Within the records, which lines hold the string "avatar"? Report each one by copying it.

Web page and app entries
******

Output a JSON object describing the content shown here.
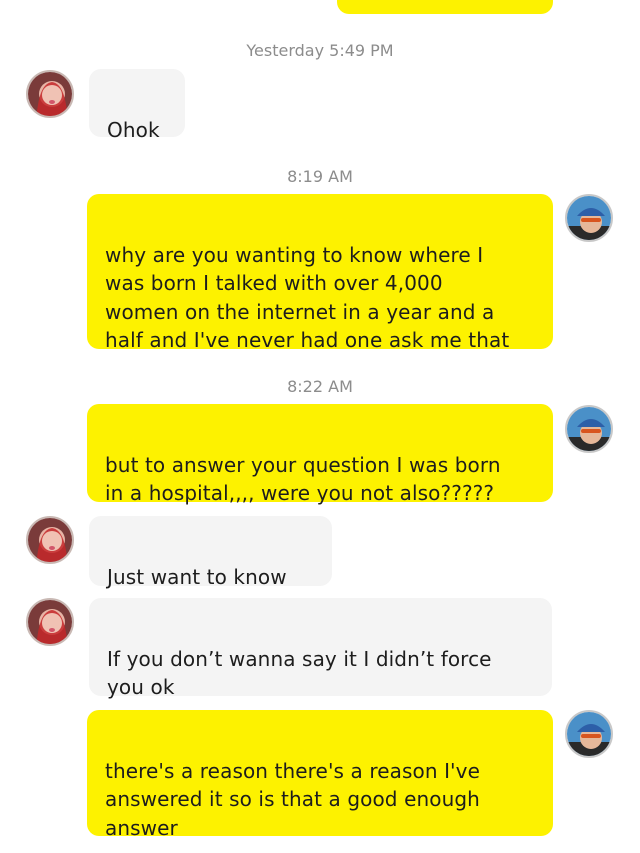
{
  "colors": {
    "sent_bubble": "#fdf200",
    "received_bubble": "#f4f4f4",
    "timestamp": "#8c8c8c"
  },
  "icons": {
    "contact_avatar": "contact-avatar-icon",
    "user_avatar": "user-avatar-icon"
  },
  "timestamps": [
    "Yesterday 5:49 PM",
    "8:19 AM",
    "8:22 AM"
  ],
  "messages": [
    {
      "from": "contact",
      "text": "Ohok"
    },
    {
      "from": "me",
      "text": "why are you wanting to know where I\nwas born I talked with over 4,000\nwomen on the internet in a year and a\nhalf and I've never had one ask me that"
    },
    {
      "from": "me",
      "text": "but to answer your question I was born\nin a hospital,,,,  were you not also?????"
    },
    {
      "from": "contact",
      "text": "Just want to know"
    },
    {
      "from": "contact",
      "text": "If you don’t wanna say it I didn’t force\nyou ok"
    },
    {
      "from": "me",
      "text": "there's a reason there's a reason I've\nanswered it so is that a good enough\nanswer"
    }
  ]
}
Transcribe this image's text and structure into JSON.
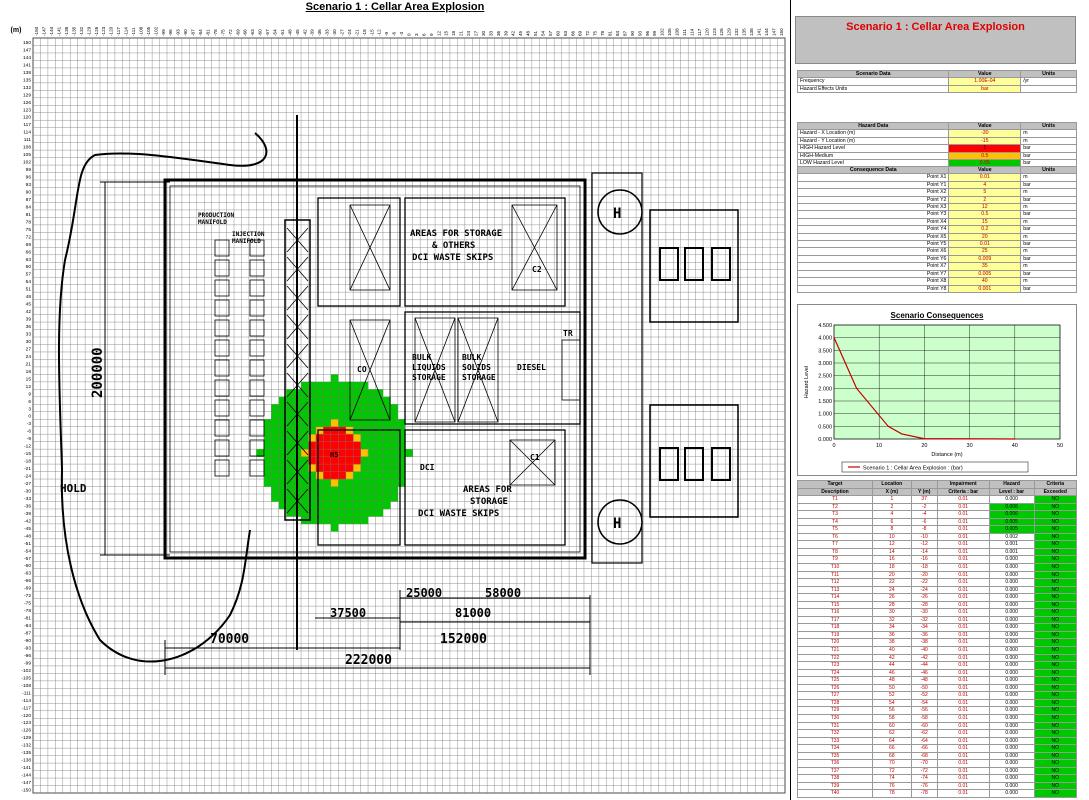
{
  "title": "Scenario 1 : Cellar Area Explosion",
  "axis_unit_label": "(m)",
  "plot_labels": {
    "hold": "HOLD",
    "dim_200000": "200000",
    "dim_37500": "37500",
    "dim_25000": "25000",
    "dim_58000": "58000",
    "dim_81000": "81000",
    "dim_70000": "70000",
    "dim_152000": "152000",
    "dim_222000": "222000",
    "areas_storage_top": [
      "AREAS FOR STORAGE",
      "& OTHERS",
      "DCI WASTE SKIPS"
    ],
    "areas_storage_bottom": [
      "AREAS FOR",
      "STORAGE",
      "DCI WASTE SKIPS"
    ],
    "bulk_liquids": [
      "BULK",
      "LIQUIDS",
      "STORAGE"
    ],
    "bulk_solids": [
      "BULK",
      "SOLIDS",
      "STORAGE"
    ],
    "diesel": "DIESEL",
    "production_manifold": [
      "PRODUCTION",
      "MANIFOLD"
    ],
    "injection_manifold": [
      "INJECTION",
      "MANIFOLD"
    ],
    "co": "CO",
    "hm": "H5",
    "helipad": "H",
    "dci": "DCI",
    "tr": "TR",
    "c1": "C1",
    "c2": "C2"
  },
  "scenario_data": {
    "header": [
      "Scenario Data",
      "Value",
      "Units"
    ],
    "rows": [
      [
        "Frequency",
        "1.00E-04",
        "/yr"
      ],
      [
        "Hazard Effects Units",
        "bar",
        ""
      ]
    ]
  },
  "hazard_data": {
    "header": [
      "Hazard Data",
      "Value",
      "Units"
    ],
    "rows": [
      [
        "Hazard  - X Location (m)",
        "-30",
        "m"
      ],
      [
        "Hazard  - Y Location (m)",
        "-15",
        "m"
      ],
      [
        "HIGH Hazard Level",
        "1",
        "bar"
      ],
      [
        "HIGH-Medium",
        "0.5",
        "bar"
      ],
      [
        "LOW Hazard Level",
        "0.05",
        "bar"
      ]
    ]
  },
  "consequence_data": {
    "header": [
      "Consequence Data",
      "Value",
      "Units"
    ],
    "rows": [
      [
        "Point X1",
        "0.01",
        "m"
      ],
      [
        "Point Y1",
        "4",
        "bar"
      ],
      [
        "Point X2",
        "5",
        "m"
      ],
      [
        "Point Y2",
        "2",
        "bar"
      ],
      [
        "Point X3",
        "12",
        "m"
      ],
      [
        "Point Y3",
        "0.5",
        "bar"
      ],
      [
        "Point X4",
        "15",
        "m"
      ],
      [
        "Point Y4",
        "0.2",
        "bar"
      ],
      [
        "Point X5",
        "20",
        "m"
      ],
      [
        "Point Y5",
        "0.01",
        "bar"
      ],
      [
        "Point X6",
        "25",
        "m"
      ],
      [
        "Point Y6",
        "0.009",
        "bar"
      ],
      [
        "Point X7",
        "35",
        "m"
      ],
      [
        "Point Y7",
        "0.005",
        "bar"
      ],
      [
        "Point X8",
        "40",
        "m"
      ],
      [
        "Point Y8",
        "0.001",
        "bar"
      ]
    ]
  },
  "chart_data": [
    {
      "type": "heatmap",
      "title": "Scenario 1 : Cellar Area Explosion",
      "xlabel": "(m)",
      "ylabel": "(m)",
      "xlim": [
        -150,
        150
      ],
      "ylim": [
        -150,
        150
      ],
      "x_ticks_step": 3,
      "y_ticks_step": 3,
      "hazard_center": [
        -30,
        -15
      ],
      "zones": [
        {
          "level": "LOW",
          "threshold": 0.05,
          "color": "#00c800",
          "radius_m": 30
        },
        {
          "level": "HIGH-Medium",
          "threshold": 0.5,
          "color": "#ffc000",
          "radius_m": 12
        },
        {
          "level": "HIGH",
          "threshold": 1,
          "color": "#ff0000",
          "radius_m": 10
        }
      ]
    },
    {
      "type": "line",
      "title": "Scenario Consequences",
      "xlabel": "Distance (m)",
      "ylabel": "Hazard Level",
      "xlim": [
        0,
        50
      ],
      "ylim": [
        0,
        4.5
      ],
      "x_ticks": [
        0,
        10,
        20,
        30,
        40,
        50
      ],
      "y_ticks": [
        "0.000",
        "0.500",
        "1.000",
        "1.500",
        "2.000",
        "2.500",
        "3.000",
        "3.500",
        "4.000",
        "4.500"
      ],
      "legend": "Scenario 1 : Cellar Area Explosion : (bar)",
      "series": [
        {
          "name": "Scenario 1 : Cellar Area Explosion : (bar)",
          "color": "#c00000",
          "x": [
            0.01,
            5,
            12,
            15,
            20,
            25,
            35,
            40
          ],
          "y": [
            4,
            2,
            0.5,
            0.2,
            0.01,
            0.009,
            0.005,
            0.001
          ]
        }
      ]
    }
  ],
  "targets": {
    "header1": [
      "Target",
      "Location",
      "",
      "Impairment",
      "Hazard",
      "Criteria"
    ],
    "header2": [
      "Description",
      "X (m)",
      "Y (m)",
      "Criteria : bar",
      "Level : bar",
      "Exceeded"
    ],
    "rows": [
      [
        "T1",
        "1",
        "37",
        "0.01",
        "0.000",
        "NO"
      ],
      [
        "T2",
        "2",
        "-2",
        "0.01",
        "0.006",
        "NO"
      ],
      [
        "T3",
        "4",
        "-4",
        "0.01",
        "0.006",
        "NO"
      ],
      [
        "T4",
        "6",
        "-6",
        "0.01",
        "0.005",
        "NO"
      ],
      [
        "T5",
        "8",
        "-8",
        "0.01",
        "0.005",
        "NO"
      ],
      [
        "T6",
        "10",
        "-10",
        "0.01",
        "0.002",
        "NO"
      ],
      [
        "T7",
        "12",
        "-12",
        "0.01",
        "0.001",
        "NO"
      ],
      [
        "T8",
        "14",
        "-14",
        "0.01",
        "0.001",
        "NO"
      ],
      [
        "T9",
        "16",
        "-16",
        "0.01",
        "0.000",
        "NO"
      ],
      [
        "T10",
        "18",
        "-18",
        "0.01",
        "0.000",
        "NO"
      ],
      [
        "T11",
        "20",
        "-20",
        "0.01",
        "0.000",
        "NO"
      ],
      [
        "T12",
        "22",
        "-22",
        "0.01",
        "0.000",
        "NO"
      ],
      [
        "T13",
        "24",
        "-24",
        "0.01",
        "0.000",
        "NO"
      ],
      [
        "T14",
        "26",
        "-26",
        "0.01",
        "0.000",
        "NO"
      ],
      [
        "T15",
        "28",
        "-28",
        "0.01",
        "0.000",
        "NO"
      ],
      [
        "T16",
        "30",
        "-30",
        "0.01",
        "0.000",
        "NO"
      ],
      [
        "T17",
        "32",
        "-32",
        "0.01",
        "0.000",
        "NO"
      ],
      [
        "T18",
        "34",
        "-34",
        "0.01",
        "0.000",
        "NO"
      ],
      [
        "T19",
        "36",
        "-36",
        "0.01",
        "0.000",
        "NO"
      ],
      [
        "T20",
        "38",
        "-38",
        "0.01",
        "0.000",
        "NO"
      ],
      [
        "T21",
        "40",
        "-40",
        "0.01",
        "0.000",
        "NO"
      ],
      [
        "T22",
        "42",
        "-42",
        "0.01",
        "0.000",
        "NO"
      ],
      [
        "T23",
        "44",
        "-44",
        "0.01",
        "0.000",
        "NO"
      ],
      [
        "T24",
        "46",
        "-46",
        "0.01",
        "0.000",
        "NO"
      ],
      [
        "T25",
        "48",
        "-48",
        "0.01",
        "0.000",
        "NO"
      ],
      [
        "T26",
        "50",
        "-50",
        "0.01",
        "0.000",
        "NO"
      ],
      [
        "T27",
        "52",
        "-52",
        "0.01",
        "0.000",
        "NO"
      ],
      [
        "T28",
        "54",
        "-54",
        "0.01",
        "0.000",
        "NO"
      ],
      [
        "T29",
        "56",
        "-56",
        "0.01",
        "0.000",
        "NO"
      ],
      [
        "T30",
        "58",
        "-58",
        "0.01",
        "0.000",
        "NO"
      ],
      [
        "T31",
        "60",
        "-60",
        "0.01",
        "0.000",
        "NO"
      ],
      [
        "T32",
        "62",
        "-62",
        "0.01",
        "0.000",
        "NO"
      ],
      [
        "T33",
        "64",
        "-64",
        "0.01",
        "0.000",
        "NO"
      ],
      [
        "T34",
        "66",
        "-66",
        "0.01",
        "0.000",
        "NO"
      ],
      [
        "T35",
        "68",
        "-68",
        "0.01",
        "0.000",
        "NO"
      ],
      [
        "T36",
        "70",
        "-70",
        "0.01",
        "0.000",
        "NO"
      ],
      [
        "T37",
        "72",
        "-72",
        "0.01",
        "0.000",
        "NO"
      ],
      [
        "T38",
        "74",
        "-74",
        "0.01",
        "0.000",
        "NO"
      ],
      [
        "T39",
        "76",
        "-76",
        "0.01",
        "0.000",
        "NO"
      ],
      [
        "T40",
        "78",
        "-78",
        "0.01",
        "0.000",
        "NO"
      ]
    ]
  }
}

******

§ EXERCISE OUTPUT:
    "contact_avatar": "contact-avatar-icon",
    "user_avatar": "user-avatar-icon"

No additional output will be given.